Harvard people—faculty members, of course, but also alumni and staff—and others somehow connected to the place are all very conversant with the quill or the keyboard: a lot of books arrive at 7 Ware Street seeking attention. Primus, who wades through the incoming tide, is occasionally struck by the stories that emerge from these volumes, intended or not.
Two recent specimens, both self-published, concern small businesses and retailing—not a category typically represented. The first, The Book of Joie: Or, A Thousand Singing Hamsters, A Micro-Business Memoir, by Linda Given, A.L.B. ’19, is an exceedingly detailed life of the Joie de Vivre gift shop, which operated at 1792 Massachusetts Avenue, toward Porter Square. By its own account, it sold absolutely nothing essential: “wind-up toys, kaleidoscopes, jewelry, flashing rings, clocks, snow globes, music boxes, books, postcards, rubber ducks, singing animals and all kinds of other things designed to enchant, or give pleasure through the unexpected.”

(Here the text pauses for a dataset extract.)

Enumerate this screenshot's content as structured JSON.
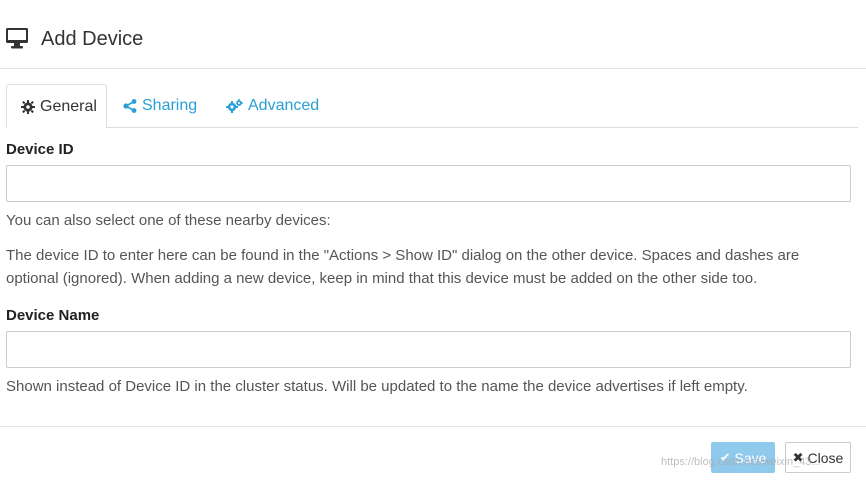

As Given recounts, the work gave her and customers lots of the intended small pleasures. It changed as retailing moved online, trade shows shrank, and shoplifting became more of a problem. When it came time to administer last rites (rather than, say, selling to a successor), she observes, “Joie de Vivre was my creation, my baby.…I felt no one else would be able to keep the spirit of the store the same. I conceived it, opened it, worked early mornings and late nights in it, and had a very particular vision of what was right for it. Had it been doing really well, I probably would have given the staff a good raise, worked less myself, and kept it going for at least a while longer. But it wasn’t doing well.” And so, finis.
The second, Miles, Chet, Ralph, and Charlie: An Oral History of The Andover Shop, edited by Constantine A. Valhouli (with the additional long cover line, “How Charlie Davidson turned a tiny store in Harvard Square into an unlikely literary salon, dressed jazz legends and presidents, helped bring Ivy Style to the mainstream, and occasionally sold some clothing”) is set smack dab in the center of the Square and so makes larger cultural claims for its subject.
In the introduction, G. Bruce Boyer (who was fashion editor for Town & Country, GQ, and Esquire, to give you a sense of things) writes, “The Andover Shop that Charlie confidently steered through the shifting fashions of seven decades wasn’t so much a store as it was a shrine to good taste. And for the luckier few, it was a club. Where else might you find, on a Saturday afternoon, famous novelists [Ralph Ellison] and jazz legends [Miles Davis, Chet Baker], Harvard professors [Henry Louis Gates Jr.] and Supreme Court justices, and perhaps an undergraduate who just wanted a sweater and was oblivious to everything going on around him.”
Unlike Joie de Vivre, the Andover Shop, still on Holyoke Street, has outlived its animating presence (Davidson died in 2019). But the two radically different places had a common trait: their characters reflected their proprietors’ personalities. In that sense, they helped make the extended Harvard Square distinctive: small stores that catered to customers’ interests and crotchets.
In some ways, the passing of such traits matters not. Someone determined to get whimsical doodads can resort to Amazon or Oriental Trading Company (now owned by Berkshire Hathaway!). Preppy style has attenuated, and not every clubbable culture need be lamented.
But in another light, these small transitions loom large. The visitor emerging into Harvard Square from the MBTA Red Line station today encounters a CVS, Starbucks, and bank branches (plus the still-barricaded former Out of Town News, undergoing its multiyear renovation into an unneeded visitor center). Those tenancies reflect high rents, changes in property ownership, the shift toward tourism-focused retailing, and perhaps even Harvard’s own practice of opening eateries within campus properties. Generational change contributes, too: the people who labored away for so many hours and years in their retail enterprises have earned some leisure, and surely their children and friends are free to choose easier work.
Whatever the causes, with the action shifting to Kendall Square and the University’s own institutional and commercial investments in Allston, Harvard Square’s edgy energy has continued to ebb. For all the warm memories these books preserve, their effect is elegiac. —primus vi